Yep. I confirmed last night that playback does indeed get choppy using VLC on my linux box at home. I think I must have done my checks with Totem or Mplayer before I uploaded it. I’m currently going over my screencasting post production methods and seeing where it is that I differ with heathenx. Although of course he has his own problems with playback sometimes too.
This encoding stuff is hard! 🙂 I’m going to write up some python scripts to make the process a little more consistent for myself. I may be able to play with the order of how I process (and join etc.) the videos and see if that helps.
Right now, I take the original ogg videos that recordmydesktop produces, convert them to avi (h264 with b-frames) and join them up (screencasters intro + my sped-up intro + the main screencast) and fix all the sound and music. Then once that is all done, I convert it to a slightly different avi format (h264 without b-frames) so that I can make the .flv file. I think heathenx might be doing that conversion to remove b-frames earlier in the process. Maybe that will make a difference, maybe not.
It’s also a bit hard to compare notes because he doesn’t do the sped-up intros with music, and he does all his stuff in mono sound, where I do mine in stereo. Of course only the musical bits really require stereo but it’s all or nothing once you use a single finished avi of course.
Maybe we move the whole mess to mpeg-1 like I’ve been saying all along. The quality will be crap and the file sizes will be larger, but then everyone will be able to play it. 😉
As I’ve demonstrated in a few of my inkscape screencasts, it is possible to do some image manipulation in Inkscape. Mostly this involves importing images and converting them into fill patterns and manipulating the shape of them. But unless you convert the image to a path (using ‘Trace Bitmap’ you can’t do things like perspective transformations or things like that.
The problem is that if you use the ‘trace bitmap’ function to turn your bitmap into a vector object you will lose quality if the image contains smooth gradients – as photos always do. You can see this in some of our screencast thumbnails where smooth gradients turn into dithered messes ;). So if you wanted to do the effect that you linked to, it would be better to do the perspective transformation of the photo in the GIMP first and import the revised bitmap into Inkscape after. Then you could transform the panel and do the shading and gradient stuff and just use the image as is. Does that make any sense?
I still think Inkscape is so much better for certain tasks (not all). So I use the GIMP to do some of the stuff I need (like transforming or distorting images) and use Inkscape for reflections, gradients, dropshadows and stuff like that.
I have an idea for a possible tutorial (in case you are looking for inspiration) : a Julian Opie style portrait such as described here :http://www.family-portrait-artists.com/ . All the photos disappeared except for the result, but I think that the text gives a pretty clair idea of how to do.
I can do a nice portrait in 4 hours.
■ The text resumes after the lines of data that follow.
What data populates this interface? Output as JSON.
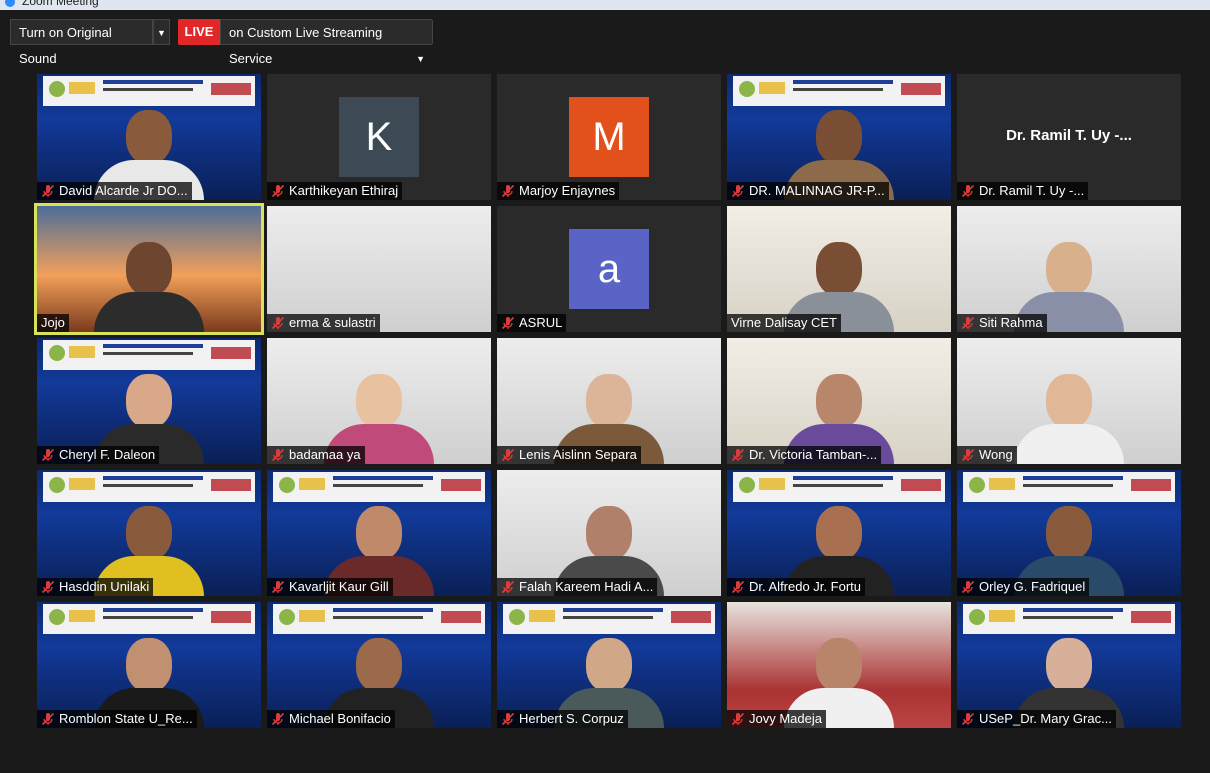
{
  "window": {
    "title": "Zoom Meeting"
  },
  "toolbar": {
    "sound_button": "Turn on Original Sound",
    "live_badge": "LIVE",
    "live_text": "on Custom Live Streaming Service"
  },
  "colors": {
    "live": "#e02828",
    "active_speaker": "#d8e35a",
    "muted_icon": "#e03a3a"
  },
  "participants": [
    {
      "name": "David Alcarde Jr DO...",
      "muted": true
    },
    {
      "name": "Karthikeyan Ethiraj",
      "muted": true,
      "avatar": "K"
    },
    {
      "name": "Marjoy Enjaynes",
      "muted": true,
      "avatar": "M"
    },
    {
      "name": "DR. MALINNAG JR-P...",
      "muted": true
    },
    {
      "name": "Dr. Ramil T. Uy -...",
      "muted": true
    },
    {
      "name": "Jojo",
      "muted": false,
      "active": true
    },
    {
      "name": "erma & sulastri",
      "muted": true
    },
    {
      "name": "ASRUL",
      "muted": true,
      "avatar": "a"
    },
    {
      "name": "Virne Dalisay CET",
      "muted": false
    },
    {
      "name": "Siti Rahma",
      "muted": true
    },
    {
      "name": "Cheryl F. Daleon",
      "muted": true
    },
    {
      "name": "badamaa ya",
      "muted": true
    },
    {
      "name": "Lenis Aislinn Separa",
      "muted": true
    },
    {
      "name": "Dr. Victoria Tamban-...",
      "muted": true
    },
    {
      "name": "Wong",
      "muted": true
    },
    {
      "name": "Hasddin Unilaki",
      "muted": true
    },
    {
      "name": "Kavarljit Kaur Gill",
      "muted": true
    },
    {
      "name": "Falah Kareem Hadi A...",
      "muted": true
    },
    {
      "name": "Dr. Alfredo Jr. Fortu",
      "muted": true
    },
    {
      "name": "Orley G. Fadriquel",
      "muted": true
    },
    {
      "name": "Romblon State U_Re...",
      "muted": true
    },
    {
      "name": "Michael Bonifacio",
      "muted": true
    },
    {
      "name": "Herbert S. Corpuz",
      "muted": true
    },
    {
      "name": "Jovy Madeja",
      "muted": true
    },
    {
      "name": "USeP_Dr. Mary Grac...",
      "muted": true
    }
  ]
}
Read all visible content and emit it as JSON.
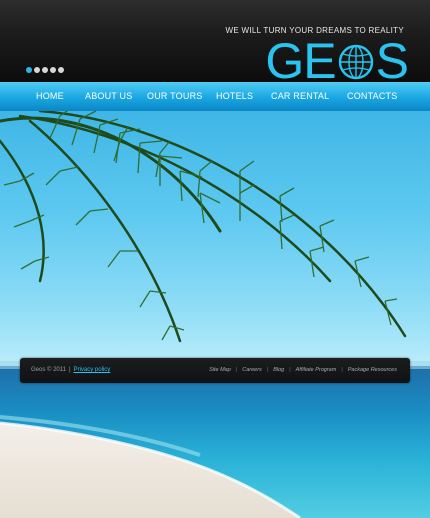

It would be a chalenge to do something good looking in 20 minutes but you have impressed me so much already !